• Work order: The answer must be every line below that contains the string "this".

Dataset items
—————

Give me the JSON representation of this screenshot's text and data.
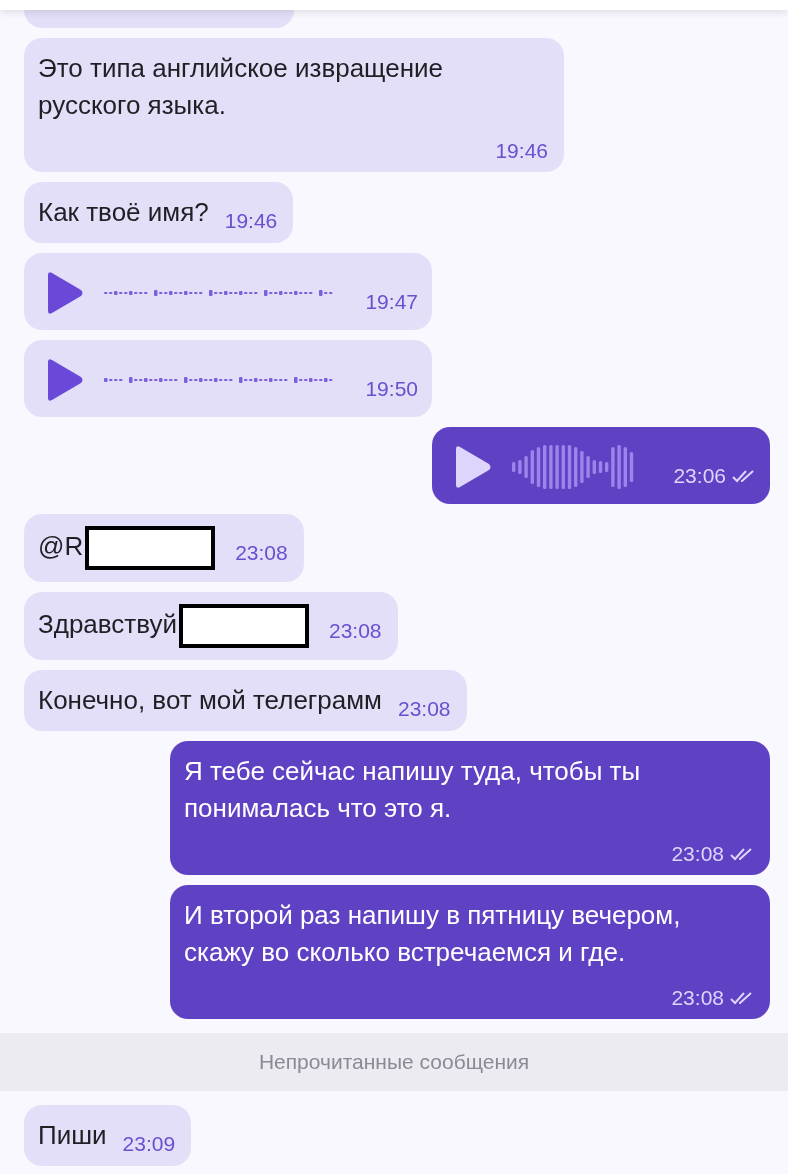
{
  "messages": [
    {
      "kind": "cut",
      "outgoing": false
    },
    {
      "kind": "text",
      "outgoing": false,
      "text": "Это типа английское извращение русского языка.",
      "time": "19:46"
    },
    {
      "kind": "text",
      "outgoing": false,
      "text": "Как твоё имя?",
      "time": "19:46"
    },
    {
      "kind": "voice",
      "outgoing": false,
      "time": "19:47"
    },
    {
      "kind": "voice",
      "outgoing": false,
      "time": "19:50"
    },
    {
      "kind": "voice",
      "outgoing": true,
      "time": "23:06",
      "read": true
    },
    {
      "kind": "text",
      "outgoing": false,
      "text": "@R",
      "time": "23:08",
      "redacted": true
    },
    {
      "kind": "text",
      "outgoing": false,
      "text": "Здравствуй",
      "time": "23:08",
      "redacted": true
    },
    {
      "kind": "text",
      "outgoing": false,
      "text": "Конечно, вот мой телеграмм",
      "time": "23:08"
    },
    {
      "kind": "text",
      "outgoing": true,
      "text": "Я тебе сейчас напишу туда, чтобы ты понималась что это я.",
      "time": "23:08",
      "read": true
    },
    {
      "kind": "text",
      "outgoing": true,
      "text": "И второй раз напишу в пятницу вечером, скажу во сколько встречаемся и где.",
      "time": "23:08",
      "read": true
    },
    {
      "kind": "divider",
      "text": "Непрочитанные сообщения"
    },
    {
      "kind": "text",
      "outgoing": false,
      "text": "Пиши",
      "time": "23:09"
    }
  ]
}
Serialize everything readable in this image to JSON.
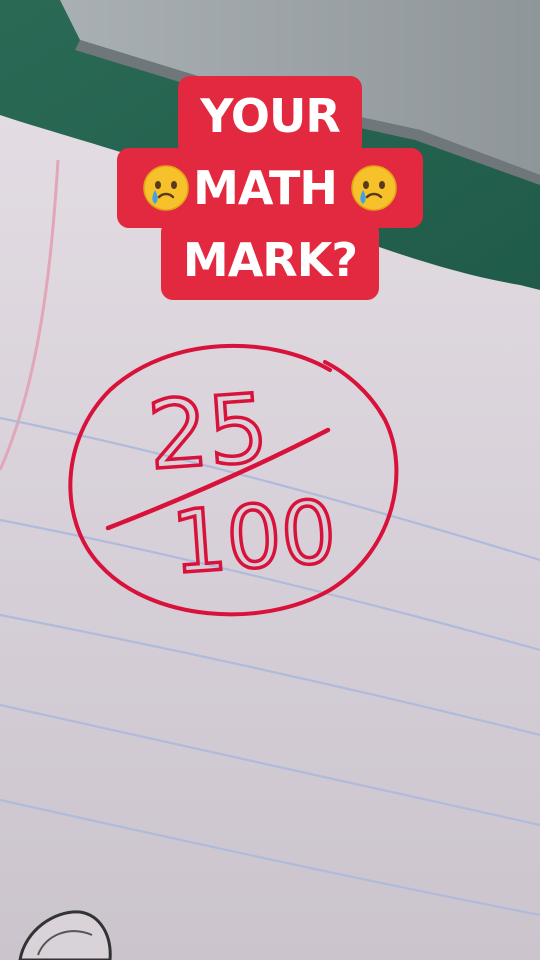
{
  "caption": {
    "line1": "YOUR",
    "line2_emoji_left": "face-holding-back-tears-icon",
    "line2_text": "MATH",
    "line2_emoji_right": "face-holding-back-tears-icon",
    "line3": "MARK?"
  },
  "handwriting": {
    "numerator": "25",
    "denominator": "100",
    "ink_color": "#d8123a"
  },
  "colors": {
    "caption_bg": "#e2293f",
    "caption_text": "#ffffff",
    "paper": "#ddd6dd",
    "desk_green": "#2e6b55",
    "ruled_line": "#a9b4d8"
  }
}
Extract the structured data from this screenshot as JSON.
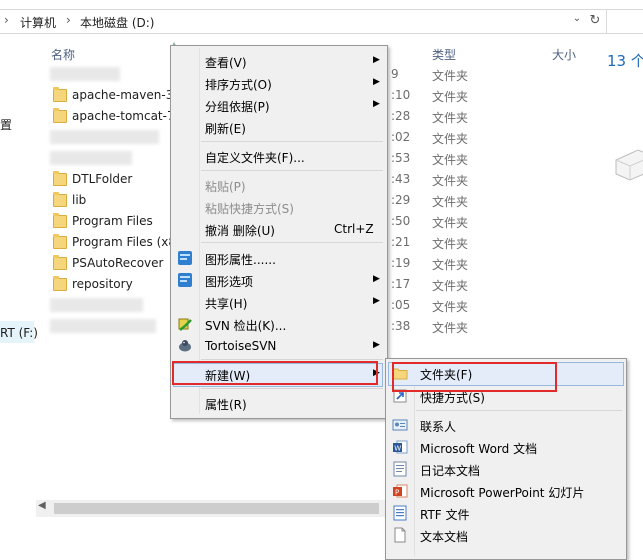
{
  "address": {
    "crumbs": [
      "计算机",
      "本地磁盘 (D:)"
    ],
    "separator": "›",
    "dropdown_glyph": "⌄",
    "refresh_glyph": "↻"
  },
  "nav": {
    "item_partial": "置",
    "drive_partial": "RT (F:)"
  },
  "columns": {
    "name": "名称",
    "type": "类型",
    "size": "大小"
  },
  "files": [
    {
      "name": "",
      "date": "9",
      "type": "文件夹",
      "blurred": true
    },
    {
      "name": "apache-maven-3",
      "date": ":10",
      "type": "文件夹"
    },
    {
      "name": "apache-tomcat-7",
      "date": ":28",
      "type": "文件夹"
    },
    {
      "name": "",
      "date": ":02",
      "type": "文件夹",
      "blurred": true
    },
    {
      "name": "",
      "date": ":53",
      "type": "文件夹",
      "blurred": true
    },
    {
      "name": "DTLFolder",
      "date": ":43",
      "type": "文件夹"
    },
    {
      "name": "lib",
      "date": ":29",
      "type": "文件夹"
    },
    {
      "name": "Program Files",
      "date": ":50",
      "type": "文件夹"
    },
    {
      "name": "Program Files (x8",
      "date": ":21",
      "type": "文件夹"
    },
    {
      "name": "PSAutoRecover",
      "date": ":19",
      "type": "文件夹"
    },
    {
      "name": "repository",
      "date": ":17",
      "type": "文件夹"
    },
    {
      "name": "",
      "date": ":05",
      "type": "文件夹",
      "blurred": true
    },
    {
      "name": "",
      "date": ":38",
      "type": "文件夹",
      "blurred": true
    }
  ],
  "details": {
    "items_count": "13 个"
  },
  "context_menu": {
    "view": "查看(V)",
    "sort": "排序方式(O)",
    "group": "分组依据(P)",
    "refresh": "刷新(E)",
    "customize": "自定义文件夹(F)...",
    "paste": "粘贴(P)",
    "paste_shortcut": "粘贴快捷方式(S)",
    "undo": "撤消 删除(U)",
    "undo_shortcut": "Ctrl+Z",
    "graphics_props": "图形属性......",
    "graphics_options": "图形选项",
    "share": "共享(H)",
    "svn_checkout": "SVN 检出(K)...",
    "tortoise": "TortoiseSVN",
    "new": "新建(W)",
    "properties": "属性(R)"
  },
  "new_submenu": {
    "folder": "文件夹(F)",
    "shortcut": "快捷方式(S)",
    "contact": "联系人",
    "word": "Microsoft Word 文档",
    "journal": "日记本文档",
    "ppt": "Microsoft PowerPoint 幻灯片",
    "rtf": "RTF 文件",
    "text": "文本文档"
  },
  "colors": {
    "highlight": "#e3ecf8",
    "annotation_red": "#e12b2b",
    "header_text": "#4d6082",
    "menu_bg": "#f0f0f0"
  }
}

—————

• The completed task:
Give me the JSON representation of this screenshot's text and data.
Serialize everything readable in this image to JSON.
Extract the structured data from this screenshot as JSON.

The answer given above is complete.